SURGERY OF THE NOSE Rhinoplasty
(1) Rhinoplasty patient shown before surgery with large nose, nasal hump, enlarged tip and nose that hangs slightly where it meets the upper lip. (2) Incisions are made on either side of the nose inside the nostril to provide access to cartilage and bone which can be cut and reshaped to alter the external appearance of the nose. The bridge of the nose can be narrowed by moving the bone inward, as shown by the arrow. (3) Areas where cartilage and bone have been readjusted to improve the shape of the nose are shown. (4) The postoperative patient with smaller nose, a straight nasal bridge, better defined nasal tip and an improved angle between nose and upper lip. Rhinoplasty can reshape your nose in a number of ways to improve its appearance and proportion in relation to your other facial features.
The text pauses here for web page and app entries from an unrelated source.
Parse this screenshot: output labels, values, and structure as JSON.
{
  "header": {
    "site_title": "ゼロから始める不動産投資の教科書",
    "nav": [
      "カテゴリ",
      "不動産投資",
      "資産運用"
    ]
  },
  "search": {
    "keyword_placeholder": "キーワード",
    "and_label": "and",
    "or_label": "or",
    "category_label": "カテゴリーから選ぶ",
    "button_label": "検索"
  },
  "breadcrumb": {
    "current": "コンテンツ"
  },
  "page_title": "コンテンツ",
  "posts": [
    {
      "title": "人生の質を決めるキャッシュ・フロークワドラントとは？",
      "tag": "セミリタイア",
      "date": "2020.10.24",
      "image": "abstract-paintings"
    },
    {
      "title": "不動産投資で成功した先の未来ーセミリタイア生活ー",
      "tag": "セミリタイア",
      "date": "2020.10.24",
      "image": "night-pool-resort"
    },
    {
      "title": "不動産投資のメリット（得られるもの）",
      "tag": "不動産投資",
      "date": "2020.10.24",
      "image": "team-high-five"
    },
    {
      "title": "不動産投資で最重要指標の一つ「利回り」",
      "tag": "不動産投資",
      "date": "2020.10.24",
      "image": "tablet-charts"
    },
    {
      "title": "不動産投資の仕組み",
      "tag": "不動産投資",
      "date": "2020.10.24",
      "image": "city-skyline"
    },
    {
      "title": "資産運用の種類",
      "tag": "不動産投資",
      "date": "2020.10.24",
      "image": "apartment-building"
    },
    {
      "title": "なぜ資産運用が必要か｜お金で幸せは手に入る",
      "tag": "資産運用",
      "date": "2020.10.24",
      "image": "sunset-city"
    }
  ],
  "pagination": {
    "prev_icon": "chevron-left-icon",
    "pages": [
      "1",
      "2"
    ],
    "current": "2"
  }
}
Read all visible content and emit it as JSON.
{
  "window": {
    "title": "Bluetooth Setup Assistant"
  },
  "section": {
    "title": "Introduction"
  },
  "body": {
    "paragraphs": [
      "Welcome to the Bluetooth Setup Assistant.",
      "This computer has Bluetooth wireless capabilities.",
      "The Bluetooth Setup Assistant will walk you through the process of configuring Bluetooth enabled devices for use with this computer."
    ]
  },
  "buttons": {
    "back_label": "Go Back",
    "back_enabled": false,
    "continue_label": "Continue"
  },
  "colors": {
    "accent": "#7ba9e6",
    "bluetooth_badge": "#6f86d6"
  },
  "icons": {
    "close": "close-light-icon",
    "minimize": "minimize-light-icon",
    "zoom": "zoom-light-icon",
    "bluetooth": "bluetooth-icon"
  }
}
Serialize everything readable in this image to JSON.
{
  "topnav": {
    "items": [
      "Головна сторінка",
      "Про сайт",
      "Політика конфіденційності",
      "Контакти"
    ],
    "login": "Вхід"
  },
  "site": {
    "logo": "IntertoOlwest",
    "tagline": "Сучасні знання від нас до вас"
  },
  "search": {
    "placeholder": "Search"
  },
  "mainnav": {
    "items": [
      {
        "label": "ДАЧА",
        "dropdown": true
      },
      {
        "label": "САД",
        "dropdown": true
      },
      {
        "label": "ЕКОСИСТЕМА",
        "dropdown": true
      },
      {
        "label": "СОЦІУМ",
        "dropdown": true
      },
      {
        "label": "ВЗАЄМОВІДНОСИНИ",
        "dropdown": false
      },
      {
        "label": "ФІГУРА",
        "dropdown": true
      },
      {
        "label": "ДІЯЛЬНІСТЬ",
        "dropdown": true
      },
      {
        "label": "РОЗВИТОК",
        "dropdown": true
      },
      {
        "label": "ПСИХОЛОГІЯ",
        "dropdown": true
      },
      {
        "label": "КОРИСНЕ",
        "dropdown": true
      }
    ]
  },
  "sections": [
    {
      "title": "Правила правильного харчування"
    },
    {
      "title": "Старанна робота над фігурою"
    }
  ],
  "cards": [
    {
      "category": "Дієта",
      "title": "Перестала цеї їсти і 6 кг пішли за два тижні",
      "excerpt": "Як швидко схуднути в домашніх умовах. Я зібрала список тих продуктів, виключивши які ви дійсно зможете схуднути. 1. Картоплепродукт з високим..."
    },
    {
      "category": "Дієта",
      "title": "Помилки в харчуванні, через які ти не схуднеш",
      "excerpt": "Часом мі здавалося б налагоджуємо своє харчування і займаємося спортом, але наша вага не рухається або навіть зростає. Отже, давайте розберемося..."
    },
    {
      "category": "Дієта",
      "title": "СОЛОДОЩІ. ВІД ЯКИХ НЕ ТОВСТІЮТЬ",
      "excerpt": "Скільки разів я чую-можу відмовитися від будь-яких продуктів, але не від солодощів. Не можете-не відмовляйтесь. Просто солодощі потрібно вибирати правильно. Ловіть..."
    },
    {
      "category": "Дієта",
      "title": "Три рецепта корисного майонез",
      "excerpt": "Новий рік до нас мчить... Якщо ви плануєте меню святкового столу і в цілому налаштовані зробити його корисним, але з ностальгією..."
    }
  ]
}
People most often elect surgery to alter the size and shape of the bridge and tip of the nose. Your plastic surgeon may make one or more adjustments as necessary. Although there is no age limit for rhinoplasty, the mid teens, a time when the nose is near full development, is the earliest recommended age. With older individuals, health is the primary consideration. Reshaping is generally done through incisions inside the nose, but there may also be an incision passing across the central portion of the nose between the nostrils. It is sometimes necessary to narrow the base of the nose or reduce the size of the nostrils. This entails removing small wedges of skin at the base of the nostrils. The resulting scars usually fade very well and ultimately, should be barely noticeable. The nose is reduced, or in some cases built up, by adjusting its supporting structures - either removing or adding bone and cartilage. The skin and soft tissues then redrape themselves over this new "scaffolding". In some instances, there may be an internal deformity of the nose that can affect breathing. This may be due to an irregularity in the septum (the central structure of cartilage and bone that separates the two sides of the nose) or the turbinates (structures protruding internally from the lateral walls of the nose). Adjustment of these structures to improve the nasal airway may be made at the same time as alterations to the external appearance of the nose. After surgery, some pain, swelling and bruising of the nose are to be expected, but they will subside gradually. You will wear a splint for approximately a week or longer and can wear cosmetics safely after it is removed. Your routine will be severely restricted for only a day or two, but you should curtail activities that raise your blood pressure - such as swimming, jogging or even bending - for a few weeks. Reserve judgment on your rhinoplasty for several months, even a year, until your nose has had an opportunity to fully heal and settle. Often, the best compliment you can receive from your family and friends is that your nose does not appear very different. Remember that the intention of rhinoplasty is for your "new nose" to blend in naturally with your face.